So then, what happens when you and a coworker have a disagreement? How does your work atmosphere affect your overall health? Let’s find out by discussing how your emotional health ties into everything.
Caring for your emotional health
When you work in a demanding field, such as nursing, it’s not always easy to overcome stress and the emotional baggage that comes with the job. Things such as burnout, compassion fatigue, depression and poor work-life balance are at alarmingly high levels for today’s nurses and healthcare professionals. So, what can you do to help relieve those symptoms and cope with stress? Here are a few ways to help you improve your emotional health:
Recognize triggers, change the script – Find out what triggers negative thoughts, learn from it, and then rewrite it; so, the next time someone starts to disagree with you and you start to have a negative thought, take a deep breath and think about all the positives of the situation
Start a journal – You don’t have to be a professional writer to start a journal; keeping a journal can help keep track of stress symptoms you’re experiencing daily, such as anxiety, irritability, trouble sleeping or concentrating, or habits like nail-biting or over eating
Thinking positively – Be empathetic towards others; everyone makes mistakes and has bad days – try to be more understanding and think positively when someone or something triggers a negative thought
Engage in physical activity – Daily physical activity cannot only help improve your physical health, but also your mental health; try to get outside for a walk with the dog, practice yoga or get a membership to your local gym; 30 minutes of physical activity 5 days a week has been proven to help your overall well-being
Getting sufficient sleep – Scientists have proven that your body needs at least 7 hours of sleep, which allows you to refresh your mind and allows your body to repair and heal itself
Stay in the present moment – It can get overwhelming thinking about the future and holding onto guilt about events from the past, which can lead to unnecessary stress; if you ever find yourself in this predicament, try chewing a piece of gum and counting the number of chews it takes before the gum runs out of flavor

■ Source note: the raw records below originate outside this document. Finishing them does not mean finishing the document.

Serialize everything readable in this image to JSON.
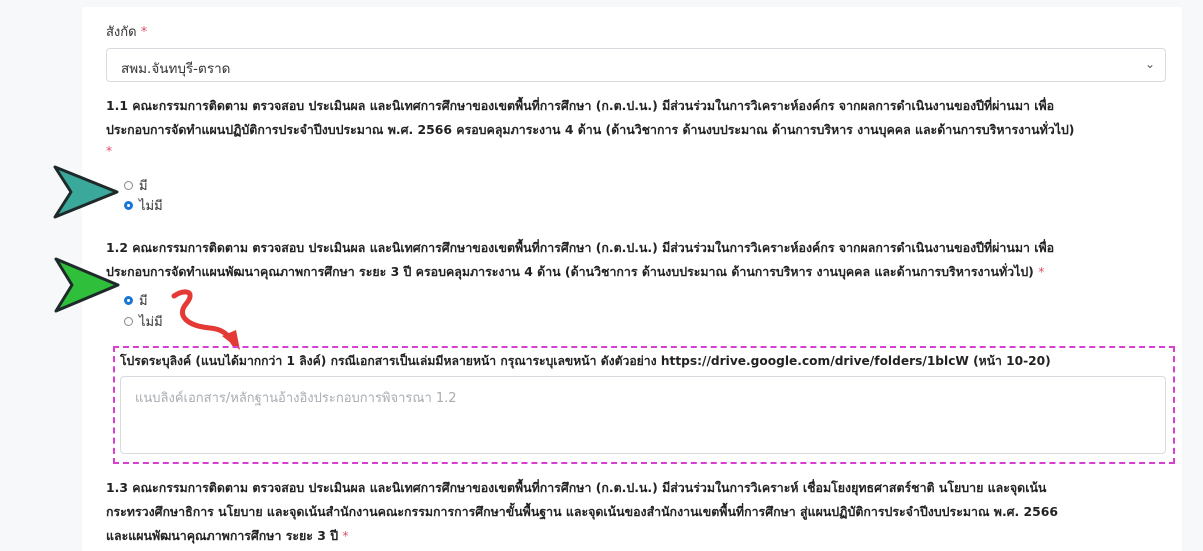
{
  "form": {
    "affiliation": {
      "label": "สังกัด",
      "required_mark": "*",
      "selected": "สพม.จันทบุรี-ตราด"
    },
    "q1_1": {
      "line1": "1.1 คณะกรรมการติดตาม ตรวจสอบ ประเมินผล และนิเทศการศึกษาของเขตพื้นที่การศึกษา (ก.ต.ป.น.) มีส่วนร่วมในการวิเคราะห์องค์กร จากผลการดำเนินงานของปีที่ผ่านมา เพื่อ",
      "line2": "ประกอบการจัดทำแผนปฏิบัติการประจำปีงบประมาณ พ.ศ. 2566 ครอบคลุมภาระงาน 4 ด้าน (ด้านวิชาการ ด้านงบประมาณ ด้านการบริหาร งานบุคคล และด้านการบริหารงานทั่วไป)",
      "required_mark": "*",
      "options": [
        "มี",
        "ไม่มี"
      ],
      "selected_index": 1
    },
    "q1_2": {
      "line1": "1.2 คณะกรรมการติดตาม ตรวจสอบ ประเมินผล และนิเทศการศึกษาของเขตพื้นที่การศึกษา (ก.ต.ป.น.) มีส่วนร่วมในการวิเคราะห์องค์กร จากผลการดำเนินงานของปีที่ผ่านมา เพื่อ",
      "line2": "ประกอบการจัดทำแผนพัฒนาคุณภาพการศึกษา ระยะ 3 ปี ครอบคลุมภาระงาน 4 ด้าน (ด้านวิชาการ ด้านงบประมาณ ด้านการบริหาร งานบุคคล และด้านการบริหารงานทั่วไป)",
      "required_mark": "*",
      "options": [
        "มี",
        "ไม่มี"
      ],
      "selected_index": 0
    },
    "link_field": {
      "label": "โปรดระบุลิงค์ (แนบได้มากกว่า 1 ลิงค์) กรณีเอกสารเป็นเล่มมีหลายหน้า กรุณาระบุเลขหน้า ดังตัวอย่าง https://drive.google.com/drive/folders/1blcW (หน้า 10-20)",
      "placeholder": "แนบลิงค์เอกสาร/หลักฐานอ้างอิงประกอบการพิจารณา 1.2"
    },
    "q1_3": {
      "line1": "1.3 คณะกรรมการติดตาม ตรวจสอบ ประเมินผล และนิเทศการศึกษาของเขตพื้นที่การศึกษา (ก.ต.ป.น.) มีส่วนร่วมในการวิเคราะห์ เชื่อมโยงยุทธศาสตร์ชาติ นโยบาย และจุดเน้น",
      "line2": "กระทรวงศึกษาธิการ นโยบาย และจุดเน้นสำนักงานคณะกรรมการการศึกษาขั้นพื้นฐาน และจุดเน้นของสำนักงานเขตพื้นที่การศึกษา สู่แผนปฏิบัติการประจำปีงบประมาณ พ.ศ. 2566",
      "line3": "และแผนพัฒนาคุณภาพการศึกษา ระยะ 3 ปี",
      "required_mark": "*"
    }
  },
  "colors": {
    "accent": "#1976d2",
    "required": "#e0506a",
    "annotation_box": "#d63fd0",
    "annotation_arrow": "#e53935",
    "pointer_teal": "#3aa89a",
    "pointer_green": "#2fbf3a"
  }
}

Meditate – Even if it’s just for a few minutes, meditation can calm your mind and ease anxious, negative thoughts; it’s even been proven that meditation before bed, can help the body to relax and sleep better
Engage in a hobby – Find something you’re good at outside of work; whether it’s dancing, knitting, playing a sport, writing, singing or playing a musical instrument, all of these things can help enrich your life; volunteering can also be a great way to spend your time while giving back to your community or others in need of help
If necessary, get help – When you start to feel overwhelmed and it’s interfering with your ability to do average daily tasks, it’s a good idea to seek help from a professional who can help you strengthen your coping skills
Sometimes, it’s necessary to disconnect from your virtual world in order to be able to engage with the real world. Technology is always advancing and can, at times, be overwhelming and take our attention away from what’s right in front of us. It might be good to just turn off the phone, computer, or TV for a day or two, and engage with your friends and family around you.
It can be hard to separate your professional and home life at times, but it can be necessary in order to prevent career stagnation and burnout. Take a step back for a minute and ask yourself: Are you exercising enough each day to keep up with your physical health? Are you taking preventative measures to keep your brain healthy and active? Are you doing enough to maintain a positive attitude and overall mental well-being?
Remember, as a medical professional, in order to take care of your patients, you must first take care of yourself.